Now that the builders have gone and the dust has settled (in some places I’ve even managed to sweep it up) I’ve got time to write about the interesting design and construction features of our extension. This post is about wood and how we used it both structurally and aesthetically to improve the sustainability of what we were building.
Why is wood an eco-friendly construction material?
- It has low embodied energy – it stores carbon as it grows;
- It’s a renewable resource;
- It requires minimal processing compared to other construction materials; and
- At the end of its life it can be recycled, burnt or biodegrades.
We used it in our project for all of the above reasons but also because of its breathability. Unlike airtightness, breathability is commonly overlooked in new builds and retrofits but it is crucial to their overall performance. Water, either in the form of vapour or liquid, moves in and out of buildings constantly.
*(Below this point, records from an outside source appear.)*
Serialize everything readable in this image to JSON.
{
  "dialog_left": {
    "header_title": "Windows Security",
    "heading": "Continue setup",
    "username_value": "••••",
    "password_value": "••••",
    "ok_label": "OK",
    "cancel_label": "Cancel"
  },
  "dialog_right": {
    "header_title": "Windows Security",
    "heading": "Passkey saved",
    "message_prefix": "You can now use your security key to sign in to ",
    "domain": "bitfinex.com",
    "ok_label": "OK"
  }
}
A key element for us was to use natural materials (wood, lime plaster, wood fibre insulation) that absorbed and released moisture to create a healthy indoor living environment.
Are there downsides to using wood? Yes, a few. Wood lacks thermal mass which means that it heats up and cools down quickly. In our project, given that we were using low-temperature ground source heat, a lack of thermal mass could have been a big problem. Our architects, Transition by Design, came up with a design structure that combined masonary elements with wood. The north and east facades of the extension were built using aerated clay blocks (see my post Goodbye to the cavity wall on 27th February). The South and West facades were glass and wood.
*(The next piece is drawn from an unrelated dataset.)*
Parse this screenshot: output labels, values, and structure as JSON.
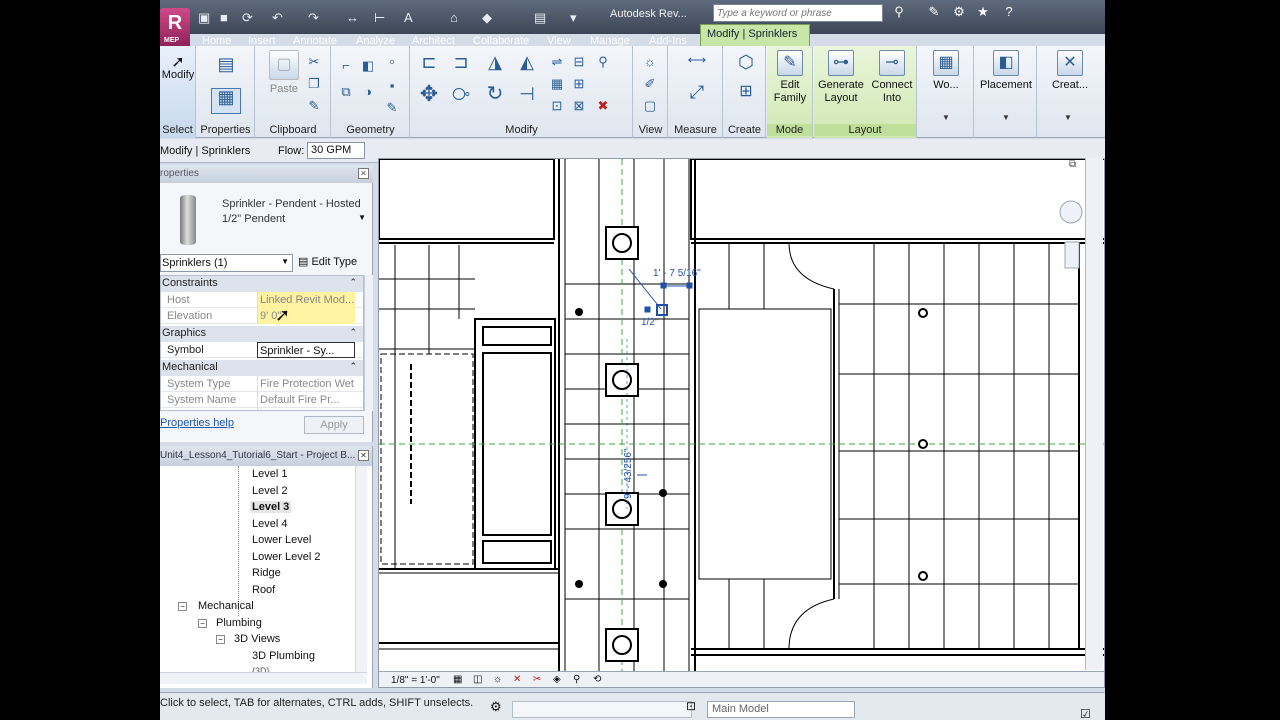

North facade – solid clay blocks and few windows:
South facade – wood and glass with a generous roof overhang to reduce solar gain in summer:
Other downsides are that wood is susceptible to water penetration, fungal attack and temperature change. Hardwood – derived from slower growing tree varieties – is more stable than softwood and has a longer lifespan but there’s less of it and, as a result, it’s expensive. Recently, concern over deforestation of hardwood forests and restrictions on the use of toxic wood preservatives has driven the market for engineered and modified timber.
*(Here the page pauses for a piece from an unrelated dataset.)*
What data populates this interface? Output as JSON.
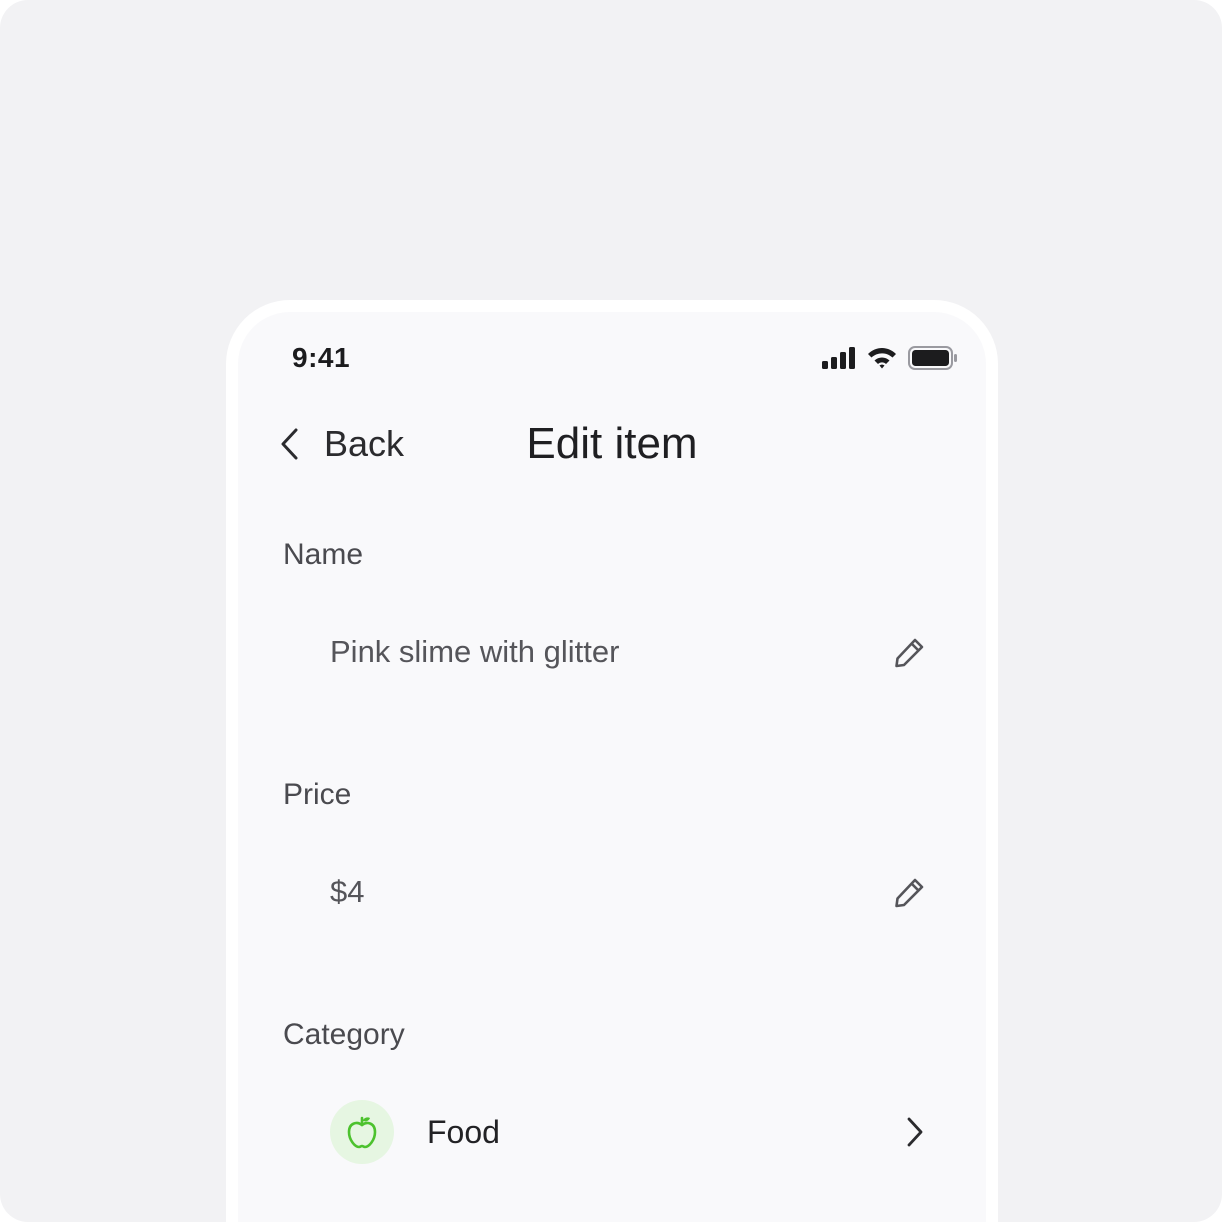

What is engineered and modified timber? In the past, when using timber in construction the choice was simply between softwood or hardwood. Now new processes have been developed which take low-grade timber and convert it into something with hardwood properties. In our project we used two types – glulam (an engineered timber) and accoya (a modified timber).
Glulam is short for glue laminated timber and, as you can probably guess, consists of smaller bits of timber bonded together with glue. Our extension is over 3m high with large expanses of triple glazing. It would have been prohibitively expensive to find single pieces of timber strong enough and long enough to support it. So instead we used glulam in the following ways:
As a structural beam instead of a steel rsj:
As a post to support the roof:
And as mullions to hold the triple glazed panes of glass in the curtain glazing:
The new Olympic Park Pavilion in East London, designed by Acme, will make extensive use of glulam. The structure had to be light-weight with shallow foundations because of its positioning above a rail tunnel hence the predominant use of timber.
Not only can glulam replace steel or concrete elements in a building it can also be used for joinery and can very successfully reduce the embodied energy of a project and the depths of foundations required. Buckland Timber is the largest UK producer of glulam. They currently import larch from Siberia but are also doing tests using British grown timber.
Accoya is a type of pine which is ‘modified’ using non-toxic chemicals so that it becomes dimensionally stable and very resistant to temperature and moisture changes. We used it as the fascia on our flat roof to conceal the gutter:
We also used it instead of oak to make these traditional-style casement windows:
A bit more about modified timber. Modified wood increases the application of low-grade timber and is non-toxic at the point of production, service and end of life. Many timber merchants are starting to enter this market. There are bascially 3 ways of modifying wood:
Furfurylation: where softwood is impregnated with furfuryl acid (an agricultural bi-product) and then heated. The main brand is Kebony which is made in Norway and won the 2018 Global Cleantech 100 award for Europe.
Thermal heat modification: where both hardwoods and softwoods are heated to 200 degrees without oxygen making it resistant to warping and decay. At present, this process produces the highest volume of modified wood but, unlike acetylation and furfurylation, it reduces the strength properties of the base wood and so is best suited to cladding and decking. Vastern Timber now produces their Brimstone range which is made by thermally modifying English ash, sycamore and poplar.
An extension to a Grade II listed farmhouse clad in thermally modified UK timber from Vastern Timber:
Wood is a great green construction material. The development of engineered and modified timber has increased its functionality and application and hopefully it can be scaled up quickly enough to save the tropical hardwood forests of the world.